_DATA TO USE_:
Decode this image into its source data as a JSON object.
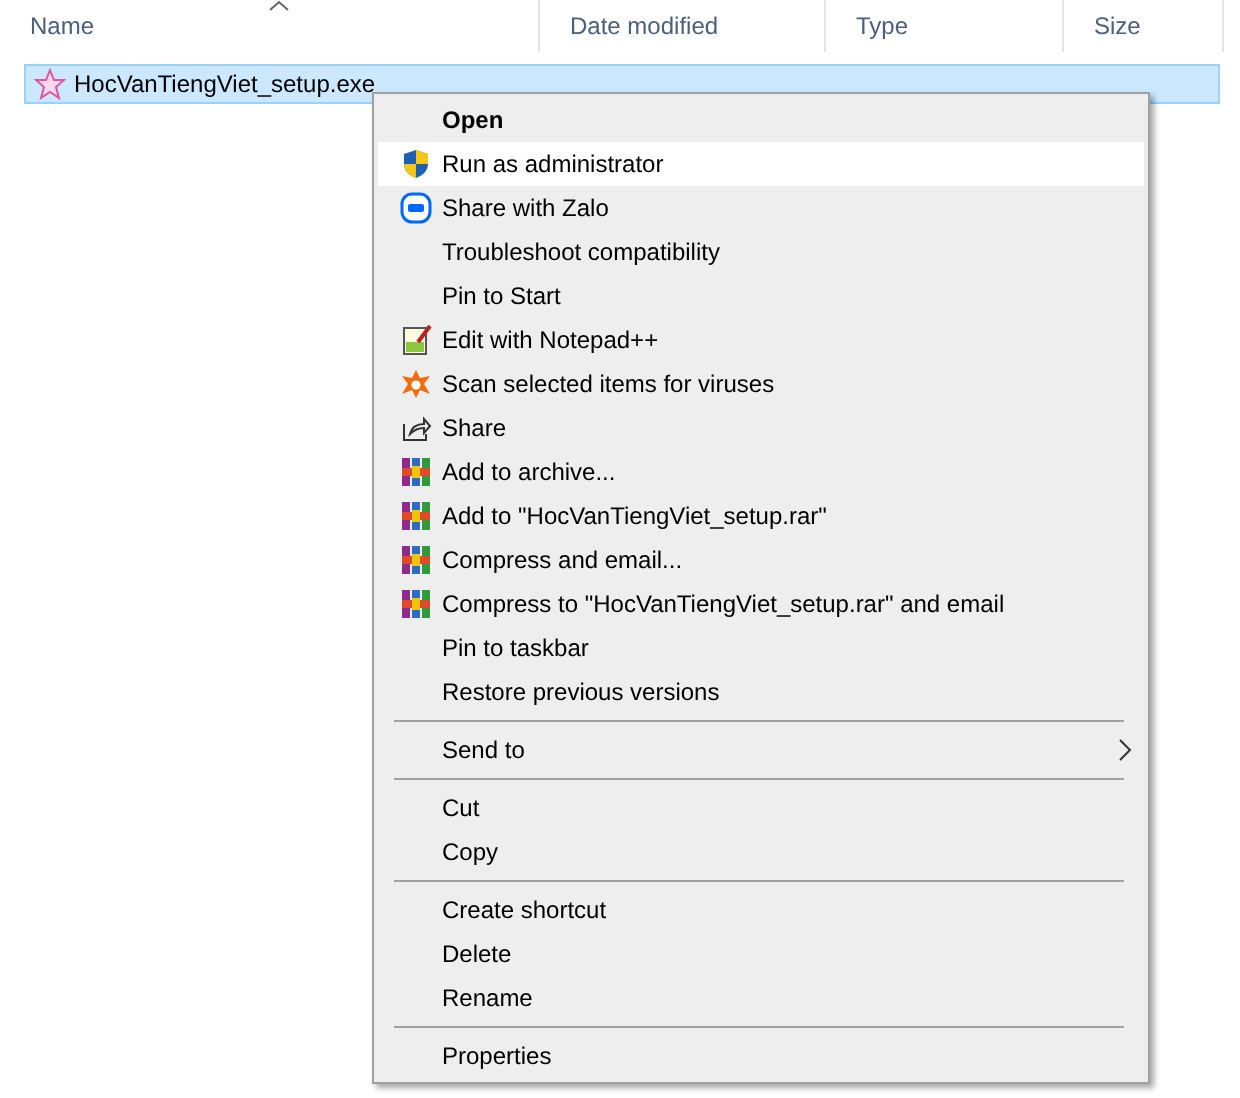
{
  "columns": [
    {
      "label": "Name",
      "sorted": true
    },
    {
      "label": "Date modified",
      "sorted": false
    },
    {
      "label": "Type",
      "sorted": false
    },
    {
      "label": "Size",
      "sorted": false
    }
  ],
  "file": {
    "name": "HocVanTiengViet_setup.exe",
    "selected": true
  },
  "menu": [
    {
      "kind": "item",
      "label": "Open",
      "default": true,
      "highlighted": false,
      "submenu": false
    },
    {
      "kind": "item",
      "label": "Run as administrator",
      "default": false,
      "highlighted": true,
      "submenu": false
    },
    {
      "kind": "item",
      "label": "Share with Zalo",
      "default": false,
      "highlighted": false,
      "submenu": false
    },
    {
      "kind": "item",
      "label": "Troubleshoot compatibility",
      "default": false,
      "highlighted": false,
      "submenu": false
    },
    {
      "kind": "item",
      "label": "Pin to Start",
      "default": false,
      "highlighted": false,
      "submenu": false
    },
    {
      "kind": "item",
      "label": "Edit with Notepad++",
      "default": false,
      "highlighted": false,
      "submenu": false
    },
    {
      "kind": "item",
      "label": "Scan selected items for viruses",
      "default": false,
      "highlighted": false,
      "submenu": false
    },
    {
      "kind": "item",
      "label": "Share",
      "default": false,
      "highlighted": false,
      "submenu": false
    },
    {
      "kind": "item",
      "label": "Add to archive...",
      "default": false,
      "highlighted": false,
      "submenu": false
    },
    {
      "kind": "item",
      "label": "Add to \"HocVanTiengViet_setup.rar\"",
      "default": false,
      "highlighted": false,
      "submenu": false
    },
    {
      "kind": "item",
      "label": "Compress and email...",
      "default": false,
      "highlighted": false,
      "submenu": false
    },
    {
      "kind": "item",
      "label": "Compress to \"HocVanTiengViet_setup.rar\" and email",
      "default": false,
      "highlighted": false,
      "submenu": false
    },
    {
      "kind": "item",
      "label": "Pin to taskbar",
      "default": false,
      "highlighted": false,
      "submenu": false
    },
    {
      "kind": "item",
      "label": "Restore previous versions",
      "default": false,
      "highlighted": false,
      "submenu": false
    },
    {
      "kind": "separator"
    },
    {
      "kind": "item",
      "label": "Send to",
      "default": false,
      "highlighted": false,
      "submenu": true
    },
    {
      "kind": "separator"
    },
    {
      "kind": "item",
      "label": "Cut",
      "default": false,
      "highlighted": false,
      "submenu": false
    },
    {
      "kind": "item",
      "label": "Copy",
      "default": false,
      "highlighted": false,
      "submenu": false
    },
    {
      "kind": "separator"
    },
    {
      "kind": "item",
      "label": "Create shortcut",
      "default": false,
      "highlighted": false,
      "submenu": false
    },
    {
      "kind": "item",
      "label": "Delete",
      "default": false,
      "highlighted": false,
      "submenu": false
    },
    {
      "kind": "item",
      "label": "Rename",
      "default": false,
      "highlighted": false,
      "submenu": false
    },
    {
      "kind": "separator"
    },
    {
      "kind": "item",
      "label": "Properties",
      "default": false,
      "highlighted": false,
      "submenu": false
    }
  ]
}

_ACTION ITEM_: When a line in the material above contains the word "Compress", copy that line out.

_OUTPUT FOR THIS TASK_:
      "label": "Compress and email...",
      "label": "Compress to \"HocVanTiengViet_setup.rar\" and email",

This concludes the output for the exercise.